(Interface dataset entries)
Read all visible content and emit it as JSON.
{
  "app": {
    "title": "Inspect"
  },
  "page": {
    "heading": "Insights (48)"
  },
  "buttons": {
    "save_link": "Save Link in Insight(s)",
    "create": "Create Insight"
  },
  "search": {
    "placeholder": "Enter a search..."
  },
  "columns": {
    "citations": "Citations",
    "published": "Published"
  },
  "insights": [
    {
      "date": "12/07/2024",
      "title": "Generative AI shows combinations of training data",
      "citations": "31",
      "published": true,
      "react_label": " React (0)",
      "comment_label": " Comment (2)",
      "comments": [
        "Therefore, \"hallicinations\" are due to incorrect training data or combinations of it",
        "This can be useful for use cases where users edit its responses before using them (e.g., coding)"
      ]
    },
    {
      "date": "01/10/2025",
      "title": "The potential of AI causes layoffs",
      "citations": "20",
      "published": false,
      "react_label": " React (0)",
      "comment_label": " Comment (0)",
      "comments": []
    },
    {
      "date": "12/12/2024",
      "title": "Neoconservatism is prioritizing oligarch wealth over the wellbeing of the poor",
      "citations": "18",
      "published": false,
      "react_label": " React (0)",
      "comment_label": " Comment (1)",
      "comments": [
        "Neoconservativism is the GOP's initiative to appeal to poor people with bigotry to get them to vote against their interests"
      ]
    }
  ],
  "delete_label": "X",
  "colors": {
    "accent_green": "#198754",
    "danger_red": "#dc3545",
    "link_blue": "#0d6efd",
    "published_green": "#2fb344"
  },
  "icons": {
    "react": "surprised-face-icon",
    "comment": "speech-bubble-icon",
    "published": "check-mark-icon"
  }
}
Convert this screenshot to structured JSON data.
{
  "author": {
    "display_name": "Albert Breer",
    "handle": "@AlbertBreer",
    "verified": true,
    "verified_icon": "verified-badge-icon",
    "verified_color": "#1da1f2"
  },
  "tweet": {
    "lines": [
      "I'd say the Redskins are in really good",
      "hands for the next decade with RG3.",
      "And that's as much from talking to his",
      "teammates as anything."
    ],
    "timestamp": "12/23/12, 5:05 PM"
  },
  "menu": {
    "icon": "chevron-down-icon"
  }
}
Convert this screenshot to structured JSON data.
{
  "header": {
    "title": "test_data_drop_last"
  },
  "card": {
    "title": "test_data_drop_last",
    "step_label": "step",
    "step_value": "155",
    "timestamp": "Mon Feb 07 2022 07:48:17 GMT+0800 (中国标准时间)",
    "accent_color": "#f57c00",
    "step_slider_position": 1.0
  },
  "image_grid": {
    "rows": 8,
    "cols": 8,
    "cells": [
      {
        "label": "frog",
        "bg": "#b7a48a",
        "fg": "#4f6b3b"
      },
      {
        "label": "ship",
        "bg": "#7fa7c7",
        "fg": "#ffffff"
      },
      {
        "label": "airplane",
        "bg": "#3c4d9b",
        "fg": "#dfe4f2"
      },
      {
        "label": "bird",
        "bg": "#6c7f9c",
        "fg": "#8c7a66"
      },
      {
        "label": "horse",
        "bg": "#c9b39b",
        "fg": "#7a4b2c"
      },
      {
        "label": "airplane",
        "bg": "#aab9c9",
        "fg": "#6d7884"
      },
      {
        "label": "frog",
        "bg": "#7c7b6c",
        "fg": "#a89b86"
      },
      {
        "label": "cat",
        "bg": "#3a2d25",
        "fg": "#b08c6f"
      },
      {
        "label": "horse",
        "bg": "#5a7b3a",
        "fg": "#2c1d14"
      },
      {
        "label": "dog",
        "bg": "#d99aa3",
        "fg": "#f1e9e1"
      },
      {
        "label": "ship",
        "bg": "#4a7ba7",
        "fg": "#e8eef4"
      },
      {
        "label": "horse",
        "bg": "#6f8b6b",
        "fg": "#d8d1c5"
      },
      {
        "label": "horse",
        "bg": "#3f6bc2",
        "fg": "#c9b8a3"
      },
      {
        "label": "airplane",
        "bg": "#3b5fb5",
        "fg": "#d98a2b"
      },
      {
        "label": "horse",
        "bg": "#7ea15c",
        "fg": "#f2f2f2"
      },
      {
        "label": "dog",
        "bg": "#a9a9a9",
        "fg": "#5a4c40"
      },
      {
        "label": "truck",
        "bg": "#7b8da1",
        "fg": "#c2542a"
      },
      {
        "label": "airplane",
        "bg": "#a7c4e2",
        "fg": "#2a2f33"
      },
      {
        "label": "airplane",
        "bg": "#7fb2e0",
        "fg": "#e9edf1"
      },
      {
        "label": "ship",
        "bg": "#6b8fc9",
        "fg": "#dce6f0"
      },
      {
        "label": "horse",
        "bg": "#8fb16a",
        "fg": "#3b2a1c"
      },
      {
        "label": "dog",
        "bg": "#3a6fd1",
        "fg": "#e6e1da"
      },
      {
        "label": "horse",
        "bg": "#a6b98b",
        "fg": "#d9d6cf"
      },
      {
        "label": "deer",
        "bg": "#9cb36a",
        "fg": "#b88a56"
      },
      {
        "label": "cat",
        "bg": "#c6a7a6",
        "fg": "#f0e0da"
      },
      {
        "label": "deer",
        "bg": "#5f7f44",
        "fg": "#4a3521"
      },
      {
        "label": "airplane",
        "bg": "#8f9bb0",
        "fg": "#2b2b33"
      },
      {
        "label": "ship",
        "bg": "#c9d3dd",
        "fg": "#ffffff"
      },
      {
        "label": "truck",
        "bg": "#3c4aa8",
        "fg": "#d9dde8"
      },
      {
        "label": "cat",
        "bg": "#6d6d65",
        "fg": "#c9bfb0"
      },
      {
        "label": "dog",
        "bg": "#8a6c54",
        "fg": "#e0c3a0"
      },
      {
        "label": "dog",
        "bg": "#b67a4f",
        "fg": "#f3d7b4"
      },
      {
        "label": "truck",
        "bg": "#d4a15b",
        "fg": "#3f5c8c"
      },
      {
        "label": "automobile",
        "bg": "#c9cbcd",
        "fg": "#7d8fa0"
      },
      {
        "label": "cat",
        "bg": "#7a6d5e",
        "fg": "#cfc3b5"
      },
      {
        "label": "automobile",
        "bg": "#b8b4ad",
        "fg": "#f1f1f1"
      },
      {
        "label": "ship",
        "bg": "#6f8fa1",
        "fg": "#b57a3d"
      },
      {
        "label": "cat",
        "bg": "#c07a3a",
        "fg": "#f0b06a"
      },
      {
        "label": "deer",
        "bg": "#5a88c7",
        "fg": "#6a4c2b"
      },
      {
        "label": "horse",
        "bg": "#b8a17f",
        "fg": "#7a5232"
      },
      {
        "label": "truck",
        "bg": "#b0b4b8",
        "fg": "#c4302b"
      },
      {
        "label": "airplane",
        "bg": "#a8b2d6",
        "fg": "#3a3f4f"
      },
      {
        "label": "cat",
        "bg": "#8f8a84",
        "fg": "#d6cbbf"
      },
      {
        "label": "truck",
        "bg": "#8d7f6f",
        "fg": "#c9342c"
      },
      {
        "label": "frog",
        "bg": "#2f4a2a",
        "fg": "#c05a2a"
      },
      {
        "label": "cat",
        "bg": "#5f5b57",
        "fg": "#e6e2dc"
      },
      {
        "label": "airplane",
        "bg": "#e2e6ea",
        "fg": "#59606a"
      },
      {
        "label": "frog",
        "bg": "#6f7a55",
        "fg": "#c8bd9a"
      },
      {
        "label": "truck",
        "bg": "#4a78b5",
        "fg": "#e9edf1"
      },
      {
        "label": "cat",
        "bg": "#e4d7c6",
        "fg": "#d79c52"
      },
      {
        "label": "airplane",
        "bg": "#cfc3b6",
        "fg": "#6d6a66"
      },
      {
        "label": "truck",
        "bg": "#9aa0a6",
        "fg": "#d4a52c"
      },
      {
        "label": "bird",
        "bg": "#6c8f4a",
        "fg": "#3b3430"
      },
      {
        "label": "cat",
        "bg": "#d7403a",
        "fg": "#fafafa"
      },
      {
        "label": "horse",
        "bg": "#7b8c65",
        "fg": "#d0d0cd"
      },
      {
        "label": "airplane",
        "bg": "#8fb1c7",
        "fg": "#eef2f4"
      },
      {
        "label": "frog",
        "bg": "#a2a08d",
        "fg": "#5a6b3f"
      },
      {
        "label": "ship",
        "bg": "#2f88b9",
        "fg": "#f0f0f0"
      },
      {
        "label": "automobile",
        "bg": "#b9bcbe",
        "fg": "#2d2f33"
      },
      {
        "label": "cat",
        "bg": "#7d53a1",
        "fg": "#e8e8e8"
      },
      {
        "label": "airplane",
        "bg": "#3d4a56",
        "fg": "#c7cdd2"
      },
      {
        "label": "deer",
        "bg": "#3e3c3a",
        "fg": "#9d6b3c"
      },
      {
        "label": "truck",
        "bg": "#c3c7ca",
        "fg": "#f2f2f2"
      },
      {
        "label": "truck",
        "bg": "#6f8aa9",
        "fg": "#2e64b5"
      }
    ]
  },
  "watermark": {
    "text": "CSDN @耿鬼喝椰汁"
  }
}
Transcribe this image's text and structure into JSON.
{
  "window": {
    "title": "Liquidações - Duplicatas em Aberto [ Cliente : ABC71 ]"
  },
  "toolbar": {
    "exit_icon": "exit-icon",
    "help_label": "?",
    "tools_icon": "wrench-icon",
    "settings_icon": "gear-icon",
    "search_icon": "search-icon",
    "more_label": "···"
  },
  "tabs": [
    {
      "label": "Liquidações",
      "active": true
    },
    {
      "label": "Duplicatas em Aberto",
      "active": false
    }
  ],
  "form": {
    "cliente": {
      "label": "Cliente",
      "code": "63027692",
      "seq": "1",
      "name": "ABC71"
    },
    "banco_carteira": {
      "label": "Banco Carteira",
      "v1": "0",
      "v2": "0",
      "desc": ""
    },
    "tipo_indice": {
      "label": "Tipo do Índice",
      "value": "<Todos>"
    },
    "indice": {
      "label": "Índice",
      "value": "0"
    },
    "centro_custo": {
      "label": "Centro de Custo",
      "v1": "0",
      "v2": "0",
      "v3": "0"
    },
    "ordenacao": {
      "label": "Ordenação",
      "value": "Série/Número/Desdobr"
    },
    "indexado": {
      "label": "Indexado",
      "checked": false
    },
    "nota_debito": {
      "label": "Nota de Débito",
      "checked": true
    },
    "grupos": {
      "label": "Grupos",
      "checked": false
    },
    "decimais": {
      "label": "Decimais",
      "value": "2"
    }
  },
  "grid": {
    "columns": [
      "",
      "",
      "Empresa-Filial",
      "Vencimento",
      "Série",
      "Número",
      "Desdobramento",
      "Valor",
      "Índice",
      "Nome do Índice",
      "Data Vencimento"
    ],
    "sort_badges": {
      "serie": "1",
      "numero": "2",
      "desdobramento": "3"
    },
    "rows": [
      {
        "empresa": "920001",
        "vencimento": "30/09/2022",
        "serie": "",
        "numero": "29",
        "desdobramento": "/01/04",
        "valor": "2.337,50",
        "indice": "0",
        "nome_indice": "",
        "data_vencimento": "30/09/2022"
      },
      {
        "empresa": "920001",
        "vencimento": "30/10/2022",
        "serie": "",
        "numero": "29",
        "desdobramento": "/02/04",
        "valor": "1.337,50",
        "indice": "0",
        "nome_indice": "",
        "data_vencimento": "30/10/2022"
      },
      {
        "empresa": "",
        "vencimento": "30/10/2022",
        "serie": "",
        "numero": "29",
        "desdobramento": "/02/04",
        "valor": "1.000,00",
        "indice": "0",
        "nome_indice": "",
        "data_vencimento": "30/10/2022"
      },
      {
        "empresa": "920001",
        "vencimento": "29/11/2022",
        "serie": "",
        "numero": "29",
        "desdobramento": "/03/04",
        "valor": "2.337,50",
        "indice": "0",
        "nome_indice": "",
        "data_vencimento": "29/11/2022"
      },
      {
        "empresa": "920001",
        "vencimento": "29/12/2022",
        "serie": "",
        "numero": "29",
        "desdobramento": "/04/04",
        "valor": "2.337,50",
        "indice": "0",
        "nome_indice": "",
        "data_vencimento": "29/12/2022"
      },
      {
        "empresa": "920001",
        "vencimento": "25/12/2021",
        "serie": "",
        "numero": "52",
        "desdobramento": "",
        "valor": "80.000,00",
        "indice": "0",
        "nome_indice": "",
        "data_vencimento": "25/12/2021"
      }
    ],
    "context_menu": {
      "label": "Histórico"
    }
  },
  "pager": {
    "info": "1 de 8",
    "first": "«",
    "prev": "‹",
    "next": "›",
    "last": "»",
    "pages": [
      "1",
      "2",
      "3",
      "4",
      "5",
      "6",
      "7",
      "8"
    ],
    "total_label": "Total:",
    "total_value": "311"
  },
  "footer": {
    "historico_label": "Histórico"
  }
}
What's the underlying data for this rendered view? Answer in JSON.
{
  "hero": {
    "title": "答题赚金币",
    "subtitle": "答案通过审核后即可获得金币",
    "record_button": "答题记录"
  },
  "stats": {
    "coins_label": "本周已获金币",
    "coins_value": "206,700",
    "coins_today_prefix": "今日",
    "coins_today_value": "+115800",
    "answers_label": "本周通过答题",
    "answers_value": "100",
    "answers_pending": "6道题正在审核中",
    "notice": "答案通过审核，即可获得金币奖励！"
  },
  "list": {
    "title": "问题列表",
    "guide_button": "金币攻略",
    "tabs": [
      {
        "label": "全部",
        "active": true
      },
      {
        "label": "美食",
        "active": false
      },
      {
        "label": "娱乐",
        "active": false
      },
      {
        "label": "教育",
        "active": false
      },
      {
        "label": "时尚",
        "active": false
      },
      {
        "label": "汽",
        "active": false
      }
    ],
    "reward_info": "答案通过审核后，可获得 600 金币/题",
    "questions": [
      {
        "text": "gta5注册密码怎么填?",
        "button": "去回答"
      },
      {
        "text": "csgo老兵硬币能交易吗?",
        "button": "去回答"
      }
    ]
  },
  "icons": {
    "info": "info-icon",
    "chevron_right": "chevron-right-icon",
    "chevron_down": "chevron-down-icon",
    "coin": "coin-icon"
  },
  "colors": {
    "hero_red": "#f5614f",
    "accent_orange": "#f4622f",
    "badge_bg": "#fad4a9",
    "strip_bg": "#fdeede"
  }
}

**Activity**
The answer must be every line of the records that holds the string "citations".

**Answer space**
    "citations": "Citations",
      "citations": "31",
      "citations": "20",
      "citations": "18",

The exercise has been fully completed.